William Dembski, director of the Center for Interdisciplinary Studies at Princeton University, holds a Ph.D. in mathematics and another in philosophy. Dembski argues that intelligent design, far from being a strange and exotic notion, is something we encounter and recognize every day. Dembski points to entire industries whose very existence depends on being able to distinguish accident from design: including insurance fraud investigation, the criminal justice system, cryptography, patent and copyright investigation, and many others. We do not call these industries “unscientific” simply because they look for evidence of design. Indeed, whole scientific disciplines could not exist without the notion of intelligent design. Anthropology and archaeology are two such disciplines.
“How could we ever distinguish a random piece of stone from an arrowhead except by appealing to the purposes of primitive artisans?” says Dembski. According to Dembski, we recognize design in events or objects that are too improbable to happen by chance. Stones don't turn into arrowheads by natural erosion. Writing doesn't appear in sand by the action of waves. A fair coin doesn't come up heads a hundred times in a row. These things only happen when intelligence is allowed to determine the outcome.
On the other hand, there's more to design than low probabilities. For instance, if you toss a coin a hundred times, any string of results will be extremely improbable. (If you don't believe that, try getting exactly the same string of results twice.) Still, if someone told us they flipped a penny a hundred times and got normal results, we'd probably believe them:
On the other hand, says Dembski, “Suppose this person comes to you and says, 'Would you believe it? I just flipped this penny 100 times, and it came up heads each time.' You would be ill-advised to believe that this person is telling the truth.”

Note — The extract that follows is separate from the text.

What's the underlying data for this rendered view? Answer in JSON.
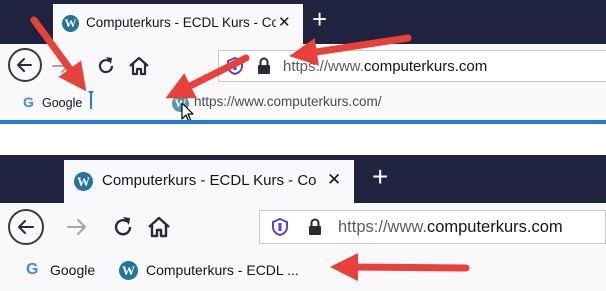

So what's the difference between the first set of results and the second? If you look at just the probabilities, there's no difference at all. Yet the second sequence makes us suspicious, while the first one does not. We would also be suspicious if the tosses came up all tails, or if the first 50 tosses were heads and the next 50 were tails or if the same sequence came up two times in a row.
Thus, it's not just the low probability that makes us raise our eyebrows. It's also the kind of sequence we get.
“Our coin-flipping friend who claims to have flipped 100 heads in a row is in the same boat as a lottery manager whose relatives all win the jackpot or an election commissioner whose own political party repeatedly gets the first ballot line,” says Dembski. “In each instance public opinion rightly draws a design inference and regards them guilty of fraud."
If detectives can use this kind of thinking to spot election and lottery fraud, if archaeologists can use it to spot arrowheads, why can't biologists use it to look for design in the living world?”
Currently, Dembski, Meyer, and Paul Nelson, a biologist and Ph.D. candidate in philosophy at the University of Chicago, are writing a book that details precise scientific criteria for recognizing design, and applies them to biological systems.